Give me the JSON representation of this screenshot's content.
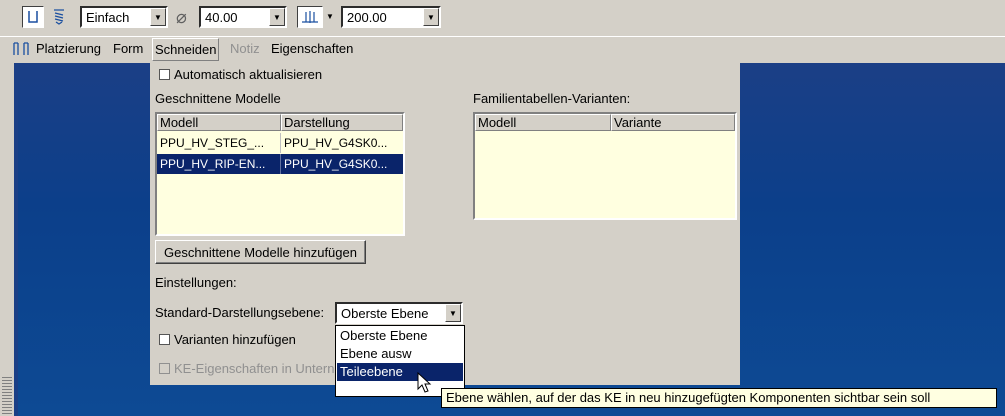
{
  "toolbar": {
    "mode_combo": "Einfach",
    "diameter_symbol": "⌀",
    "diameter_value": "40.00",
    "depth_value": "200.00"
  },
  "tabs": [
    {
      "label": "Platzierung"
    },
    {
      "label": "Form"
    },
    {
      "label": "Schneiden"
    },
    {
      "label": "Notiz"
    },
    {
      "label": "Eigenschaften"
    }
  ],
  "panel": {
    "auto_update_label": "Automatisch aktualisieren",
    "cut_models_title": "Geschnittene Modelle",
    "cut_models_headers": [
      "Modell",
      "Darstellung"
    ],
    "cut_models_rows": [
      [
        "PPU_HV_STEG_...",
        "PPU_HV_G4SK0..."
      ],
      [
        "PPU_HV_RIP-EN...",
        "PPU_HV_G4SK0..."
      ]
    ],
    "family_title": "Familientabellen-Varianten:",
    "family_headers": [
      "Modell",
      "Variante"
    ],
    "add_models_button": "Geschnittene Modelle hinzufügen",
    "settings_label": "Einstellungen:",
    "std_level_label": "Standard-Darstellungsebene:",
    "std_level_value": "Oberste Ebene",
    "add_variants_label": "Varianten hinzufügen",
    "ke_props_label": "KE-Eigenschaften in Untern"
  },
  "dropdown": {
    "options": [
      "Oberste Ebene",
      "Ebene ausw",
      "Teileebene"
    ],
    "selected_index": 2
  },
  "tooltip": "Ebene wählen, auf der das KE in neu hinzugefügten Komponenten sichtbar sein soll",
  "colors": {
    "selection": "#0a246a",
    "table_bg": "#ffffe0",
    "background_blue": "#0c3f8a"
  }
}
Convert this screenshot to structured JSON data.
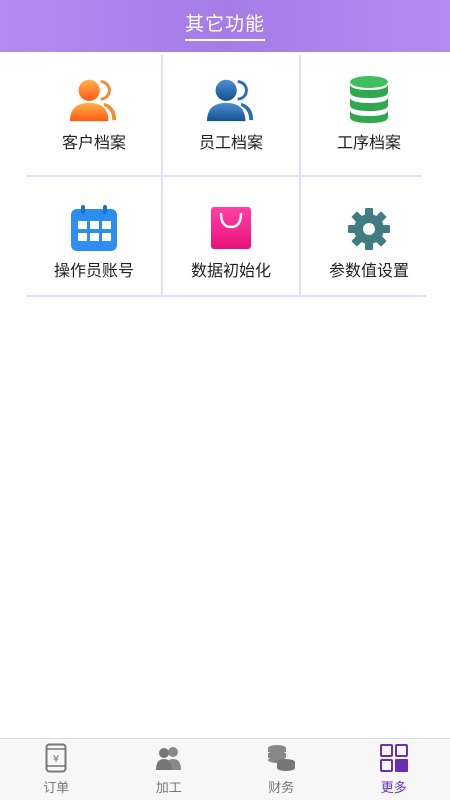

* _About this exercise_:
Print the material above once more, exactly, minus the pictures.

* _Response_:
Give me the JSON representation of this screenshot's content.
{
  "toolbar": {
    "mode_combo": "Einfach",
    "diameter_symbol": "⌀",
    "diameter_value": "40.00",
    "depth_value": "200.00"
  },
  "tabs": [
    {
      "label": "Platzierung"
    },
    {
      "label": "Form"
    },
    {
      "label": "Schneiden"
    },
    {
      "label": "Notiz"
    },
    {
      "label": "Eigenschaften"
    }
  ],
  "panel": {
    "auto_update_label": "Automatisch aktualisieren",
    "cut_models_title": "Geschnittene Modelle",
    "cut_models_headers": [
      "Modell",
      "Darstellung"
    ],
    "cut_models_rows": [
      [
        "PPU_HV_STEG_...",
        "PPU_HV_G4SK0..."
      ],
      [
        "PPU_HV_RIP-EN...",
        "PPU_HV_G4SK0..."
      ]
    ],
    "family_title": "Familientabellen-Varianten:",
    "family_headers": [
      "Modell",
      "Variante"
    ],
    "add_models_button": "Geschnittene Modelle hinzufügen",
    "settings_label": "Einstellungen:",
    "std_level_label": "Standard-Darstellungsebene:",
    "std_level_value": "Oberste Ebene",
    "add_variants_label": "Varianten hinzufügen",
    "ke_props_label": "KE-Eigenschaften in Untern"
  },
  "dropdown": {
    "options": [
      "Oberste Ebene",
      "Ebene ausw",
      "Teileebene"
    ],
    "selected_index": 2
  },
  "tooltip": "Ebene wählen, auf der das KE in neu hinzugefügten Komponenten sichtbar sein soll",
  "colors": {
    "selection": "#0a246a",
    "table_bg": "#ffffe0",
    "background_blue": "#0c3f8a"
  }
}
Convert this screenshot to structured JSON data.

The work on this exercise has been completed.